- _Exercise brief_
If a line in the records below holds the word "Total", copy it.

- _The input_
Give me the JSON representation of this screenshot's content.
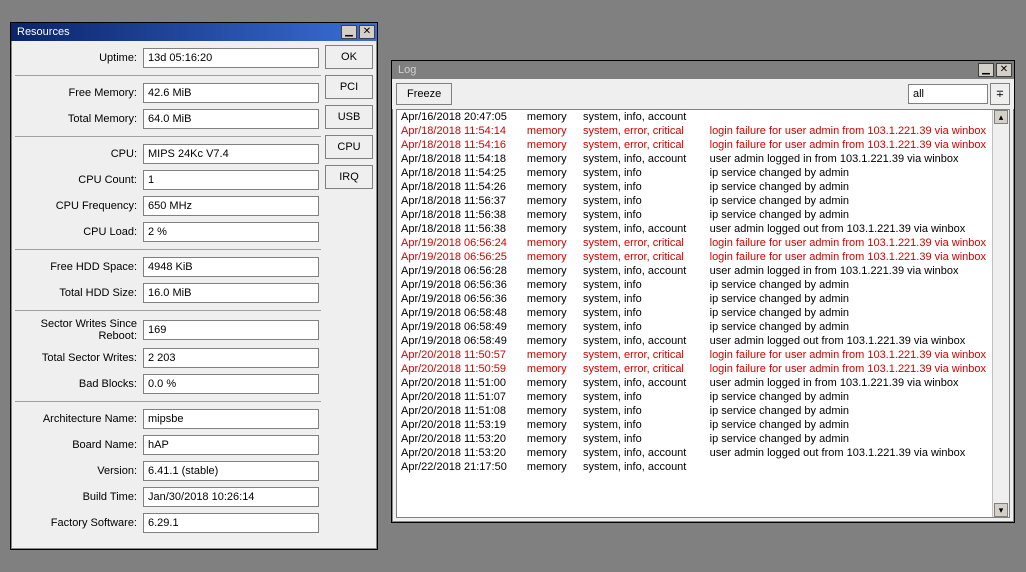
{
  "resources": {
    "title": "Resources",
    "buttons": {
      "ok": "OK",
      "pci": "PCI",
      "usb": "USB",
      "cpu": "CPU",
      "irq": "IRQ"
    },
    "groups": [
      [
        {
          "label": "Uptime:",
          "value": "13d 05:16:20"
        }
      ],
      [
        {
          "label": "Free Memory:",
          "value": "42.6 MiB"
        },
        {
          "label": "Total Memory:",
          "value": "64.0 MiB"
        }
      ],
      [
        {
          "label": "CPU:",
          "value": "MIPS 24Kc V7.4"
        },
        {
          "label": "CPU Count:",
          "value": "1"
        },
        {
          "label": "CPU Frequency:",
          "value": "650 MHz"
        },
        {
          "label": "CPU Load:",
          "value": "2 %"
        }
      ],
      [
        {
          "label": "Free HDD Space:",
          "value": "4948 KiB"
        },
        {
          "label": "Total HDD Size:",
          "value": "16.0 MiB"
        }
      ],
      [
        {
          "label": "Sector Writes Since Reboot:",
          "value": "169"
        },
        {
          "label": "Total Sector Writes:",
          "value": "2 203"
        },
        {
          "label": "Bad Blocks:",
          "value": "0.0 %"
        }
      ],
      [
        {
          "label": "Architecture Name:",
          "value": "mipsbe"
        },
        {
          "label": "Board Name:",
          "value": "hAP"
        },
        {
          "label": "Version:",
          "value": "6.41.1 (stable)"
        },
        {
          "label": "Build Time:",
          "value": "Jan/30/2018 10:26:14"
        },
        {
          "label": "Factory Software:",
          "value": "6.29.1"
        }
      ]
    ]
  },
  "log": {
    "title": "Log",
    "freeze": "Freeze",
    "filter": "all",
    "rows": [
      {
        "t": "Apr/16/2018 20:47:05",
        "b": "memory",
        "topic": "system, info, account",
        "msg": "",
        "err": false
      },
      {
        "t": "Apr/18/2018 11:54:14",
        "b": "memory",
        "topic": "system, error, critical",
        "msg": "login failure for user admin from 103.1.221.39 via winbox",
        "err": true
      },
      {
        "t": "Apr/18/2018 11:54:16",
        "b": "memory",
        "topic": "system, error, critical",
        "msg": "login failure for user admin from 103.1.221.39 via winbox",
        "err": true
      },
      {
        "t": "Apr/18/2018 11:54:18",
        "b": "memory",
        "topic": "system, info, account",
        "msg": "user admin logged in from 103.1.221.39 via winbox",
        "err": false
      },
      {
        "t": "Apr/18/2018 11:54:25",
        "b": "memory",
        "topic": "system, info",
        "msg": "ip service changed by admin",
        "err": false
      },
      {
        "t": "Apr/18/2018 11:54:26",
        "b": "memory",
        "topic": "system, info",
        "msg": "ip service changed by admin",
        "err": false
      },
      {
        "t": "Apr/18/2018 11:56:37",
        "b": "memory",
        "topic": "system, info",
        "msg": "ip service changed by admin",
        "err": false
      },
      {
        "t": "Apr/18/2018 11:56:38",
        "b": "memory",
        "topic": "system, info",
        "msg": "ip service changed by admin",
        "err": false
      },
      {
        "t": "Apr/18/2018 11:56:38",
        "b": "memory",
        "topic": "system, info, account",
        "msg": "user admin logged out from 103.1.221.39 via winbox",
        "err": false
      },
      {
        "t": "Apr/19/2018 06:56:24",
        "b": "memory",
        "topic": "system, error, critical",
        "msg": "login failure for user admin from 103.1.221.39 via winbox",
        "err": true
      },
      {
        "t": "Apr/19/2018 06:56:25",
        "b": "memory",
        "topic": "system, error, critical",
        "msg": "login failure for user admin from 103.1.221.39 via winbox",
        "err": true
      },
      {
        "t": "Apr/19/2018 06:56:28",
        "b": "memory",
        "topic": "system, info, account",
        "msg": "user admin logged in from 103.1.221.39 via winbox",
        "err": false
      },
      {
        "t": "Apr/19/2018 06:56:36",
        "b": "memory",
        "topic": "system, info",
        "msg": "ip service changed by admin",
        "err": false
      },
      {
        "t": "Apr/19/2018 06:56:36",
        "b": "memory",
        "topic": "system, info",
        "msg": "ip service changed by admin",
        "err": false
      },
      {
        "t": "Apr/19/2018 06:58:48",
        "b": "memory",
        "topic": "system, info",
        "msg": "ip service changed by admin",
        "err": false
      },
      {
        "t": "Apr/19/2018 06:58:49",
        "b": "memory",
        "topic": "system, info",
        "msg": "ip service changed by admin",
        "err": false
      },
      {
        "t": "Apr/19/2018 06:58:49",
        "b": "memory",
        "topic": "system, info, account",
        "msg": "user admin logged out from 103.1.221.39 via winbox",
        "err": false
      },
      {
        "t": "Apr/20/2018 11:50:57",
        "b": "memory",
        "topic": "system, error, critical",
        "msg": "login failure for user admin from 103.1.221.39 via winbox",
        "err": true
      },
      {
        "t": "Apr/20/2018 11:50:59",
        "b": "memory",
        "topic": "system, error, critical",
        "msg": "login failure for user admin from 103.1.221.39 via winbox",
        "err": true
      },
      {
        "t": "Apr/20/2018 11:51:00",
        "b": "memory",
        "topic": "system, info, account",
        "msg": "user admin logged in from 103.1.221.39 via winbox",
        "err": false
      },
      {
        "t": "Apr/20/2018 11:51:07",
        "b": "memory",
        "topic": "system, info",
        "msg": "ip service changed by admin",
        "err": false
      },
      {
        "t": "Apr/20/2018 11:51:08",
        "b": "memory",
        "topic": "system, info",
        "msg": "ip service changed by admin",
        "err": false
      },
      {
        "t": "Apr/20/2018 11:53:19",
        "b": "memory",
        "topic": "system, info",
        "msg": "ip service changed by admin",
        "err": false
      },
      {
        "t": "Apr/20/2018 11:53:20",
        "b": "memory",
        "topic": "system, info",
        "msg": "ip service changed by admin",
        "err": false
      },
      {
        "t": "Apr/20/2018 11:53:20",
        "b": "memory",
        "topic": "system, info, account",
        "msg": "user admin logged out from 103.1.221.39 via winbox",
        "err": false
      },
      {
        "t": "Apr/22/2018 21:17:50",
        "b": "memory",
        "topic": "system, info, account",
        "msg": "",
        "err": false
      }
    ]
  }
}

- _Result_
          "label": "Total Memory:",
          "label": "Total HDD Size:",
          "label": "Total Sector Writes:",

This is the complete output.